Court rejects EOBR rule on driver harassment question
In rejecting the EOBR regulation, the court cited the “well established” rule that says a federal agency “must articulate a reason for its action that demonstrates a ‘rational connection between the facts found and the choice made.’ … Its explanation may not be superficial or perfunctory.”
By Kevin Jones
The Trucker Staff
CHICAGO — DOT-imposed electronic devices meant to monitor driving time cannot be used to harass truck drivers, and so a 2010 e-log regulation must go back to the drawing board because it fails to address such protections, a federal appeals court decided Friday.
The rule, Electronic On-Board Recorders for Hours-of-Service Compliance (FMCSA-2004-18490), was to take effect June 4, 2012.
Siding with the Owner-Operator Independent Drivers Association and three of its members, the U.S. Court of Appeals for the Seventh Circuit said the Federal Motor Carrier Safety Administration did not meet a specific requirement set by Congress who, in the Truck and Bus Safety and Regulatory Reform Act of 1988, “foresaw that monitoring devices on trucks might be used to enforce Hours of Service rules, and that these devices could potentially be used to harass drivers.”
Harassment, according to the OOIDA petition, would encompass the sort of pressure carriers exert over drivers.
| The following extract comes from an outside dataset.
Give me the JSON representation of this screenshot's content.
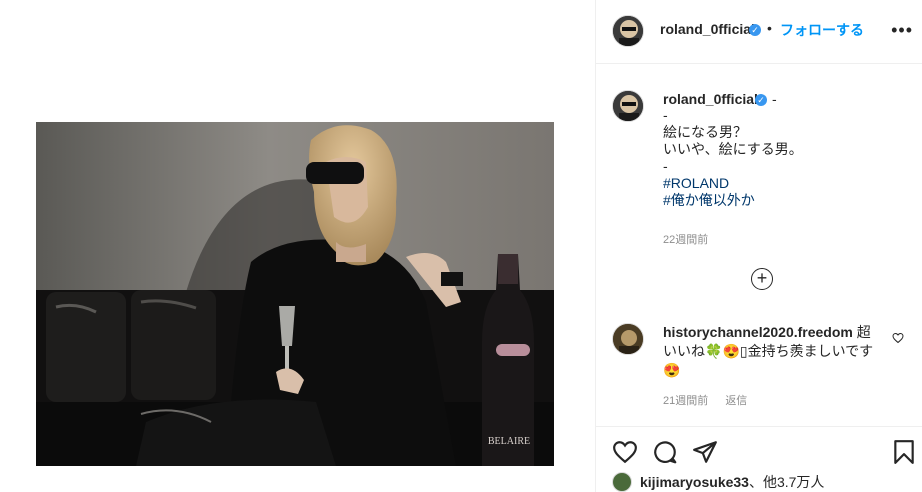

This includes ordering them to keep driving — whether tired or not — as long there is time remaining under the Hours of Service limit, as monitored by an EOBR system. Additionally, the regulation — which was to be applied to carriers “that have demonstrated serious noncompliance with HOS rules” — would have imposed EOBRs on all drivers for those carriers, including drivers with no history of log violations.
And even though OOIDA and others filed comments voicing driver harassment concerns during the rulemaking process, FMCSA’s April 5, 2010, final rule stated simply that the agency “has taken the [statutory requirement] into account,” the court noted.
FMCSA argued such a statement is, by itself, enough to satisfy the requirement.
“It is not,” the court said. “Unfortunately, however, this sentence does represent the entirety of the Agency’s direct consideration of harassment.”
The appeals panel cited the “well established” rule that says a federal agency “must articulate a reason for its action that demonstrates a ‘rational connection between the facts found and the choice made.’ … Its explanation may not be superficial or perfunctory.”
The court also rejected FMCSA’s secondary defense: that driver harassment was addressed under the EOBR rule’s Privacy Impact Assessment. The court ruled that harassment and privacy might be related, but harassment still must be considered independently.
“The Agency’s failure to respond to this concern, which describes a form of harassment that the statute required it to address and that raises problems distinct from privacy, renders the rule arbitrary and capricious,” the court said in vacating and remanding the EOBR regulation for additional rulemaking.
Noting FMCSA is developing another rule to require electronic logs for all motor carriers, the court chose not to take up two other objections posed by OOIDA: a challenge to the cost-benefit analysis used to support the EOBR rule, and the rule's legality under the Fourth Amendment, which guards against unreasonable searches and seizures.
“Rather than reach beyond what is strictly necessary here, prudence dictates that we leave for another day any questions that might arise in connection with whatever new rule the Agency decides to adopt,” the appeals panel concluded.
In prefacing its decision, the court hinted at the complex deliberations likely to follow future EOBR regulations: “The briefing raises a litany of issues that would make for a difficult and exhaustive Administrative Law final exam.”
OOIDA called the court decision a “triumph” for small business truckers.
“Companies can and do use technology to harass drivers by interrupting rest periods. They can contact the driver and put on pressure to get back on the road to get the most of his or her on-duty time, regardless of how fatigued a driver may be,” said Todd Spencer, executive vice president of OOIDA. “Such a mandate would be a step backward in the effort toward highway safety and is an overly burdensome regulation that simply runs up costs for the majority of trucking, which is small-business.”
An FMCSA spokesman on Saturday said that the decision is under review by the agency.
The American Trucking Associations, which supports an EOBR mandate, likewise said it was reviewing the decision.
“FMCSA’s research shows that compliance with the current hours-of-service rules is strongly associated with reduced crash risk. Of course, electronic logging devices are an important tool for improving hours of service compliance,” ATA President and CEO Bill Graves said. “We hope FMCSA will work quickly to address the Court’s decision and the important device design and performance specifications being evaluated by the Administrator’s Motor Carrier Safety Advisory Committee.”
Kevin Jones of The Trucker staff can be reached for comment at email@example.com.
Find more news and analysis from The Trucker, and share your thoughts, on Facebook.